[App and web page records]
▶

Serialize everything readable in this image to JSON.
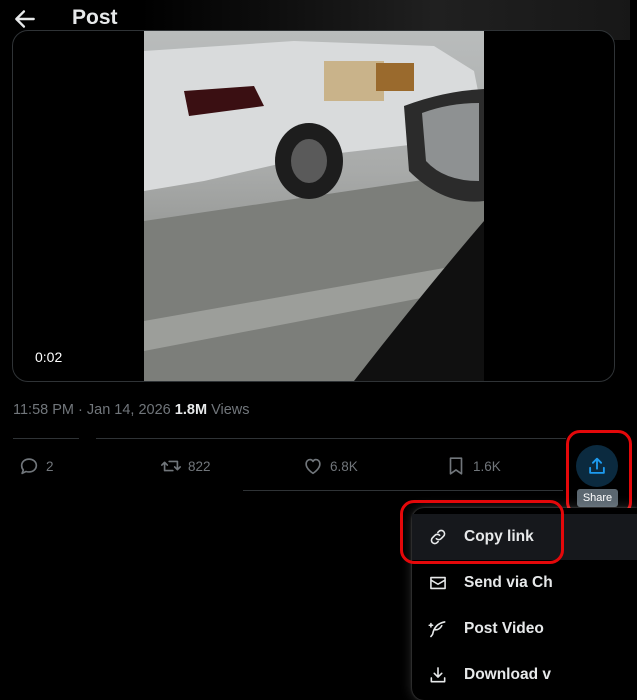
{
  "header": {
    "title": "Post",
    "back_icon": "arrow-left-icon"
  },
  "media": {
    "timestamp": "0:02"
  },
  "meta": {
    "time": "11:58 PM",
    "separator": " · ",
    "date": "Jan 14, 2026",
    "views_count": "1.8M",
    "views_label": "Views"
  },
  "actions": {
    "reply": "2",
    "repost": "822",
    "like": "6.8K",
    "bookmark": "1.6K",
    "share_tooltip": "Share"
  },
  "menu": {
    "items": [
      {
        "label": "Copy link",
        "icon": "link-icon"
      },
      {
        "label": "Send via Ch",
        "icon": "envelope-icon"
      },
      {
        "label": "Post Video",
        "icon": "quill-icon"
      },
      {
        "label": "Download v",
        "icon": "download-icon"
      }
    ]
  },
  "colors": {
    "background": "#000000",
    "text": "#e7e9ea",
    "muted": "#71767b",
    "accent": "#1d9bf0",
    "highlight": "#e4080a"
  }
}
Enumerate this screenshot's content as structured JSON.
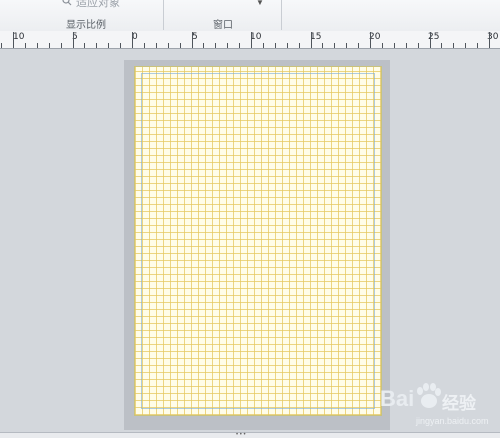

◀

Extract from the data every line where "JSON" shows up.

Serialize everything readable in this image to JSON.
Enumerate this screenshot's content as structured JSON.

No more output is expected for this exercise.